Amir Idris writes: South Sudan now trembles constantly from political instability. The United States should care because it has interconnected interests in South Sudan. These are focused on three strategic policy objectives: countering terrorism, utilizing development, and promoting democracy and governance. […]the United States must recognize the threat of changing regional dynamics, and seek to engage in finding solutions for sustainable peace in South Sudan that could present openings for U.S. democracy and governance programs in the region. – The Hill

The Americas

Russian President Vladimir Putin offered firm support Wednesday for Venezuelan leader Nicolas Maduro, who is visiting Moscow to shore up political and economic assistance even as his country has been struggling to pay billions of dollars owed to Russia. – Associated Press

Mexico’s leftist new president said Wednesday that relations with U.S. President Donald Trump are “good,” and the two will probably talk soon about the immigration issue. – Associated Press

The number of people killed or wounded by landmines in Colombia more than tripled in 2018 to 180, a landmine monitoring group said on Wednesday, as militants occupying territory abandoned by demobilized leftist rebels have expanded their use of the weaponry. – Reuters

Cyber Security

Two Iranian men already indicted in New Jersey in connection with a broad cyber crime and extortion scheme targeting government agencies, cities and businesses now face new federal charges in Georgia related to a ransomware attack that caused havoc in Atlanta earlier this year. – Associated Press

The Department of Homeland Security wants to create a social network that businesses can use to exchange advanced knowledge of cyberattacks, an effort that echoes what a number of private sector organizations have created but is intended to operate on a larger scale. – Fifth Domain

Days before the midterm elections, one of the Pentagon’s top cyber official was asked if there was any metric that could be used to judge the success of the Trump administration’s new cyber policy, one which promises more aggressive offensive operations. […]Judgement day is coming soon. – Fifth Domain
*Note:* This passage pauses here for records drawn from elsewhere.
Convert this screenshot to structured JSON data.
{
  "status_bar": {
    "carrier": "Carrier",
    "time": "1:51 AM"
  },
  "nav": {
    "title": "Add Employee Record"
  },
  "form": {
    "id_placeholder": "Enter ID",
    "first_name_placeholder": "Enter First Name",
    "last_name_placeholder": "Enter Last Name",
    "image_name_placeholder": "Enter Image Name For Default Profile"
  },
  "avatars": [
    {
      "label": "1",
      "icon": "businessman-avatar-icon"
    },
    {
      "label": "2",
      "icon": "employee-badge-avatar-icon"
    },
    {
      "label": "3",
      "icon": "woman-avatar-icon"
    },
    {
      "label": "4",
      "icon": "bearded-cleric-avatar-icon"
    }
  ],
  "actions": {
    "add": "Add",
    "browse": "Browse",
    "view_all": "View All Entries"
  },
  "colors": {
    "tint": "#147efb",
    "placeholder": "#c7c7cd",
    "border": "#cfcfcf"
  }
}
The demand for legalizing corporate hackbacks is growing – and there is significant interest by private corporations to utilize hack back if the technique was lawful. […]Here are five assumptions commonly made in discussing hack backs – Fifth Domain

The Marine Corps is finalizing a new cloud strategy and looking for ways to modernize its hardware and software quickly. – C4ISRNET


U.S. submarines are in the Arctic to deny a bastion to Russia to attack the United States, but the probability of adding surface warships to the region in the near future as another maritime deterrent is slim, a Navy policy official said Tuesday. – USNI News

Lockheed Martin and Airbus have agreed to develop a new aerial-refueling service aimed at the U.S. Air Force, upping the pressure on incumbent Boeing to deliver its KC-46 tankers on time. – Defense News

The U.S. Navy took delivery of the last piece of the littoral combat ship’s anti-submarine warfare mission module Nov. 30, according to a release from Naval Sea Systems Command, pushing the service closer to declaring the well-delayed capability operational despite continued headwinds. – Defense News

Trump Administration

Lobbyists representing the Saudi government reserved blocks of rooms at President Trump’s Washington, D.C., hotel within a month of Trump’s election in 2016 — paying for an estimated 500 nights at the luxury hotel in just three months, according to organizers of the trips and documents obtained by The Washington Post. – Washington Post

Federal prosecutors in Virginia are investigating a secret Turkish lobbying effort that once involved Michael T. Flynn, the former national security adviser, even as Mr. Flynn’s role in the special counsel’s investigation winds down, according to people familiar with the inquiry. – New York Times

The Senate is on the verge of an extraordinary rebuke of Donald Trump’s foreign policy, underscoring a bipartisan willingness to encroach on the president’s powers as commander in chief. – Politico